Why so many make-out/sex scenes? Okay, I’ll be the first to admit—I suck at writing sex scenes. It’s uncomfortable for me to write them. So, there. I’ve said it. BUT, the number of sex scenes? Come on, they’re two good looking teenagers with hormones running their brains, emotions running on high, and thrown into a world they have no idea how to navigate. Number one, teenagers—sex. Number two, hormones—sex. Number three, high emotional situations and loss of family/friends—the need to connect with someone (sex). So, yeah. I think they’d be sexing it up.
And perhaps the biggest question of all: Where did the virus come from? Well, I’ll answer that question with a question. Where did the flu virus come from? Or Measles, Ebola, HIV? Sometimes we just don’t know. And that is part of PODs’s story—they didn’t know. And because they didn’t know, they couldn’t fight it. And when they couldn’t fight it, it began to win the war—killing faster than scientists had time to study and find a cure. And, I just want to address another question about the virus, it was named. It states in the book that people didn’t bother naming it. They called it “The Virus” (which is a name, like “the flu”), but scientists did name it—HHC6984.
Finally, here are some quick questions I’m asked a lot:
Don’t you think it was a little unbelievable that Tiffany had a baby with no pain medication? No. I have four kids and I didn’t have pain medication with any of them. And one was breech. Women have given birth for years without pain medication, or doctors for that matter.
Is there a sequel? Yes. It’s called “The Infected” and releases November 2014.
Is it a trilogy? No.
Will David and Eva be together in the sequel? I’m not…well, that’s one I’ll skip.
Will we find out where the virus comes from? See my answer above. I doubt it.
Will we see a lot of the same characters from PODs? Yes.
Thank you again for hosting me. I enjoyed addressing some of the issues and questions readers have mentioned. I hope it helps clear up any foggy areas in the story and shows the true intent of the characters and storyline. If you have a question about something in the book, please feel free to email me anytime!

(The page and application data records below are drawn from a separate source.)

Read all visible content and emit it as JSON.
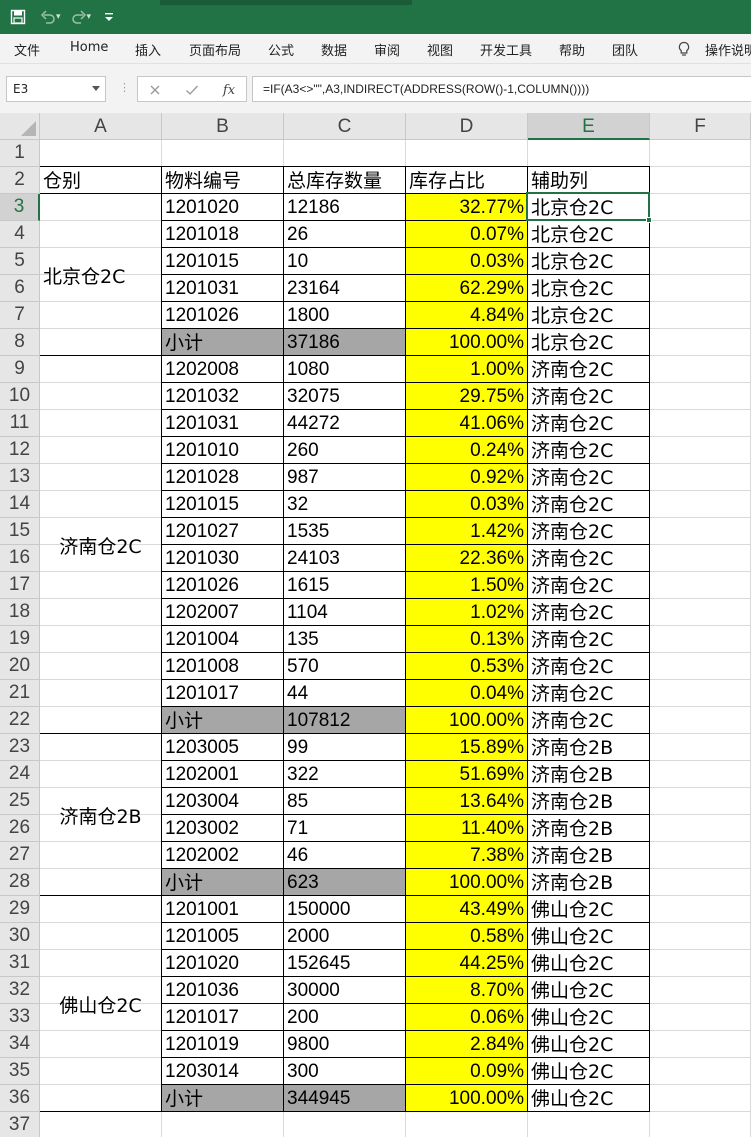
{
  "title_bar": {
    "accent": "#217346"
  },
  "ribbon": {
    "tabs": [
      "文件",
      "Home",
      "插入",
      "页面布局",
      "公式",
      "数据",
      "审阅",
      "视图",
      "开发工具",
      "帮助",
      "团队"
    ],
    "help_label": "操作说明"
  },
  "formula_bar": {
    "name_box": "E3",
    "formula": "=IF(A3<>\"\",A3,INDIRECT(ADDRESS(ROW()-1,COLUMN())))"
  },
  "columns": [
    "A",
    "B",
    "C",
    "D",
    "E",
    "F"
  ],
  "selected_column": "E",
  "selected_row": 3,
  "row_numbers": [
    1,
    2,
    3,
    4,
    5,
    6,
    7,
    8,
    9,
    10,
    11,
    12,
    13,
    14,
    15,
    16,
    17,
    18,
    19,
    20,
    21,
    22,
    23,
    24,
    25,
    26,
    27,
    28,
    29,
    30,
    31,
    32,
    33,
    34,
    35,
    36,
    37
  ],
  "sheet": {
    "headers": [
      "仓别",
      "物料编号",
      "总库存数量",
      "库存占比",
      "辅助列"
    ],
    "groups": [
      {
        "warehouse": "北京仓2C",
        "rows": [
          [
            "1201020",
            "12186",
            "32.77%",
            "北京仓2C"
          ],
          [
            "1201018",
            "26",
            "0.07%",
            "北京仓2C"
          ],
          [
            "1201015",
            "10",
            "0.03%",
            "北京仓2C"
          ],
          [
            "1201031",
            "23164",
            "62.29%",
            "北京仓2C"
          ],
          [
            "1201026",
            "1800",
            "4.84%",
            "北京仓2C"
          ],
          [
            "小计",
            "37186",
            "100.00%",
            "北京仓2C"
          ]
        ]
      },
      {
        "warehouse": "济南仓2C",
        "rows": [
          [
            "1202008",
            "1080",
            "1.00%",
            "济南仓2C"
          ],
          [
            "1201032",
            "32075",
            "29.75%",
            "济南仓2C"
          ],
          [
            "1201031",
            "44272",
            "41.06%",
            "济南仓2C"
          ],
          [
            "1201010",
            "260",
            "0.24%",
            "济南仓2C"
          ],
          [
            "1201028",
            "987",
            "0.92%",
            "济南仓2C"
          ],
          [
            "1201015",
            "32",
            "0.03%",
            "济南仓2C"
          ],
          [
            "1201027",
            "1535",
            "1.42%",
            "济南仓2C"
          ],
          [
            "1201030",
            "24103",
            "22.36%",
            "济南仓2C"
          ],
          [
            "1201026",
            "1615",
            "1.50%",
            "济南仓2C"
          ],
          [
            "1202007",
            "1104",
            "1.02%",
            "济南仓2C"
          ],
          [
            "1201004",
            "135",
            "0.13%",
            "济南仓2C"
          ],
          [
            "1201008",
            "570",
            "0.53%",
            "济南仓2C"
          ],
          [
            "1201017",
            "44",
            "0.04%",
            "济南仓2C"
          ],
          [
            "小计",
            "107812",
            "100.00%",
            "济南仓2C"
          ]
        ]
      },
      {
        "warehouse": "济南仓2B",
        "rows": [
          [
            "1203005",
            "99",
            "15.89%",
            "济南仓2B"
          ],
          [
            "1202001",
            "322",
            "51.69%",
            "济南仓2B"
          ],
          [
            "1203004",
            "85",
            "13.64%",
            "济南仓2B"
          ],
          [
            "1203002",
            "71",
            "11.40%",
            "济南仓2B"
          ],
          [
            "1202002",
            "46",
            "7.38%",
            "济南仓2B"
          ],
          [
            "小计",
            "623",
            "100.00%",
            "济南仓2B"
          ]
        ]
      },
      {
        "warehouse": "佛山仓2C",
        "rows": [
          [
            "1201001",
            "150000",
            "43.49%",
            "佛山仓2C"
          ],
          [
            "1201005",
            "2000",
            "0.58%",
            "佛山仓2C"
          ],
          [
            "1201020",
            "152645",
            "44.25%",
            "佛山仓2C"
          ],
          [
            "1201036",
            "30000",
            "8.70%",
            "佛山仓2C"
          ],
          [
            "1201017",
            "200",
            "0.06%",
            "佛山仓2C"
          ],
          [
            "1201019",
            "9800",
            "2.84%",
            "佛山仓2C"
          ],
          [
            "1203014",
            "300",
            "0.09%",
            "佛山仓2C"
          ],
          [
            "小计",
            "344945",
            "100.00%",
            "佛山仓2C"
          ]
        ]
      }
    ]
  },
  "colors": {
    "ratio_fill": "#ffff00",
    "subtotal_fill": "#a6a6a6",
    "selection": "#217346"
  }
}
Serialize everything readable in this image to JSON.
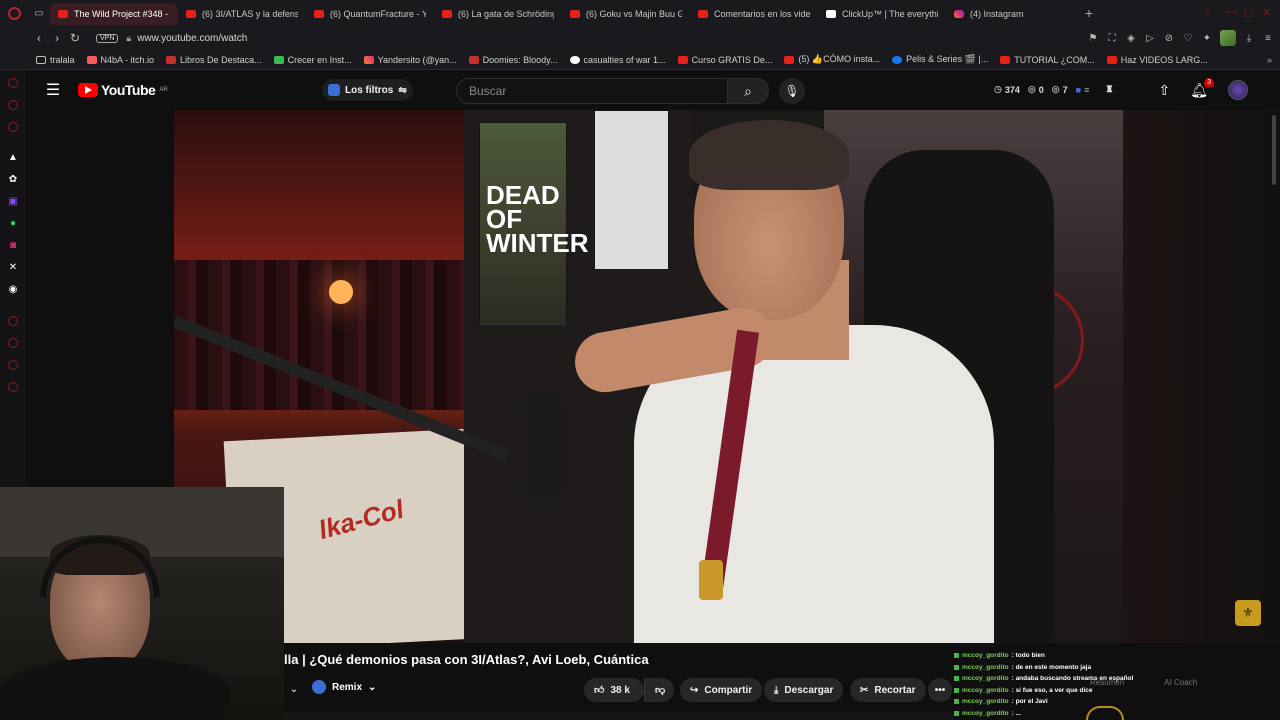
{
  "browser": {
    "tabs": [
      {
        "title": "The Wild Project #348 - J",
        "favicon": "youtube-icon",
        "active": true
      },
      {
        "title": "(6) 3I/ATLAS y la defensa",
        "favicon": "youtube-icon"
      },
      {
        "title": "(6) QuantumFracture - Yo",
        "favicon": "youtube-icon"
      },
      {
        "title": "(6) La gata de Schrödinge",
        "favicon": "youtube-icon"
      },
      {
        "title": "(6) Goku vs Majin Buu Go",
        "favicon": "youtube-icon"
      },
      {
        "title": "Comentarios en los videc",
        "favicon": "youtube-icon"
      },
      {
        "title": "ClickUp™ | The everything",
        "favicon": "clickup-icon"
      },
      {
        "title": "(4) Instagram",
        "favicon": "instagram-icon"
      }
    ],
    "new_tab": "+",
    "vpn_label": "VPN",
    "url": "www.youtube.com/watch",
    "bookmarks": [
      {
        "label": "tralala",
        "icon": "folder-icon"
      },
      {
        "label": "N4bA - itch.io",
        "icon": "itch-icon"
      },
      {
        "label": "Libros De Destaca...",
        "icon": "book-icon"
      },
      {
        "label": "Crecer en Inst...",
        "icon": "check-icon"
      },
      {
        "label": "Yandersito (@yan...",
        "icon": "instagram-icon"
      },
      {
        "label": "Doomies: Bloody...",
        "icon": "doomies-icon"
      },
      {
        "label": "casualties of war 1...",
        "icon": "google-icon"
      },
      {
        "label": "Curso GRATIS De...",
        "icon": "youtube-icon"
      },
      {
        "label": "(5) 👍CÓMO insta...",
        "icon": "youtube-icon"
      },
      {
        "label": "Pelis & Series 🎬 |...",
        "icon": "meta-icon"
      },
      {
        "label": "TUTORIAL ¿COM...",
        "icon": "youtube-icon"
      },
      {
        "label": "Haz VIDEOS LARG...",
        "icon": "youtube-icon"
      }
    ]
  },
  "youtube": {
    "logo_text": "YouTube",
    "region": "AR",
    "filters_label": "Los filtros",
    "search_placeholder": "Buscar",
    "stats": {
      "views": "374",
      "hidden": "0",
      "watchers": "7"
    },
    "notifications_count": "3",
    "video_title": "lla | ¿Qué demonios pasa con 3I/Atlas?, Avi Loeb, Cuántica",
    "remix_label": "Remix",
    "likes": "38 k",
    "share_label": "Compartir",
    "download_label": "Descargar",
    "clip_label": "Recortar",
    "video_poster_text": "DEAD OF WINTER",
    "video_sign_text": "lka-Col"
  },
  "chat": {
    "messages": [
      {
        "user": "mccoy_gordito",
        "text": ": todo bien"
      },
      {
        "user": "mccoy_gordito",
        "text": ": de en este momento jaja"
      },
      {
        "user": "mccoy_gordito",
        "text": ": andaba buscando streams en español"
      },
      {
        "user": "mccoy_gordito",
        "text": ": si fue eso, a ver que dice"
      },
      {
        "user": "mccoy_gordito",
        "text": ": por el Javi"
      },
      {
        "user": "mccoy_gordito",
        "text": ": ..."
      }
    ],
    "tab_summary": "Resumen",
    "tab_coach": "AI Coach"
  },
  "colors": {
    "youtube_red": "#ff0000",
    "opera_red": "#b3262c",
    "chat_user": "#7ecf57"
  }
}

I’m a wife, mother, author, reader, although not always in that order. I write young adult urban fantasies, science/fiction and paranormal romances and have recently started dabbling in young adult contemporary romance. Reading was one of my earliest passions, writing soon followed. I began writing seriously during college where I graduated Summa Cum Laude with a degree in accounting. Why I chose a career that frowns on creativity remains a mystery.
I’m addicted to Reese’s peanut butter cups and eat way too many while I write (I’m currently trying to kick this habit), have an abnormal obsession with hoodies and can’t write without one, and I hate to cook, but love to watch cooking shows on television. An unabashed romantic, I love a swoon-worthy ending that will give me butterflies for days.
I was born and raised in Flint, Michigan. I now reside in a small community outside Houston, Texas with my incredibly supportive, not to mention gorgeous, husband, three amazing school-aged children, a 125-pound lap dog, and an extremely snooty cat.
LISTEN TO THE SHOW:
BEA Wrap Up, lotsa books, and Guest: Michelle Pickett